Given information —
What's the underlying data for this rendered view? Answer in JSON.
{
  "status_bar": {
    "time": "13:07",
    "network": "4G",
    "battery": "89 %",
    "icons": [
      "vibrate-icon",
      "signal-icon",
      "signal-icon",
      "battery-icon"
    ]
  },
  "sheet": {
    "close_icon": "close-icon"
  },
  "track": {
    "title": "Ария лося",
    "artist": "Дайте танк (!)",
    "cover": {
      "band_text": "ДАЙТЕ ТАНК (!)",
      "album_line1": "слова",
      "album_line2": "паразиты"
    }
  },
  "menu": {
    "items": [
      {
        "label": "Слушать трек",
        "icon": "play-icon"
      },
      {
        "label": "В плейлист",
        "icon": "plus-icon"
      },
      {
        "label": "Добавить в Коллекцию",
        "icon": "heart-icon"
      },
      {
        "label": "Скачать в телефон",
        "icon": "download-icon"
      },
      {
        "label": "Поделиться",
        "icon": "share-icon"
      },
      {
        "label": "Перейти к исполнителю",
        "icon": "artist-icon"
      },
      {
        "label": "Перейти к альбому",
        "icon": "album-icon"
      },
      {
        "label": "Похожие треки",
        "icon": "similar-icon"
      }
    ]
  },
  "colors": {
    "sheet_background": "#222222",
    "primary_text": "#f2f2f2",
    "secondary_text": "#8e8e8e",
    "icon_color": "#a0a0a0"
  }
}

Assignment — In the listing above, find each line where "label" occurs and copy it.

Answer to this problem —
        "label": "Слушать трек",
        "label": "В плейлист",
        "label": "Добавить в Коллекцию",
        "label": "Скачать в телефон",
        "label": "Поделиться",
        "label": "Перейти к исполнителю",
        "label": "Перейти к альбому",
        "label": "Похожие треки",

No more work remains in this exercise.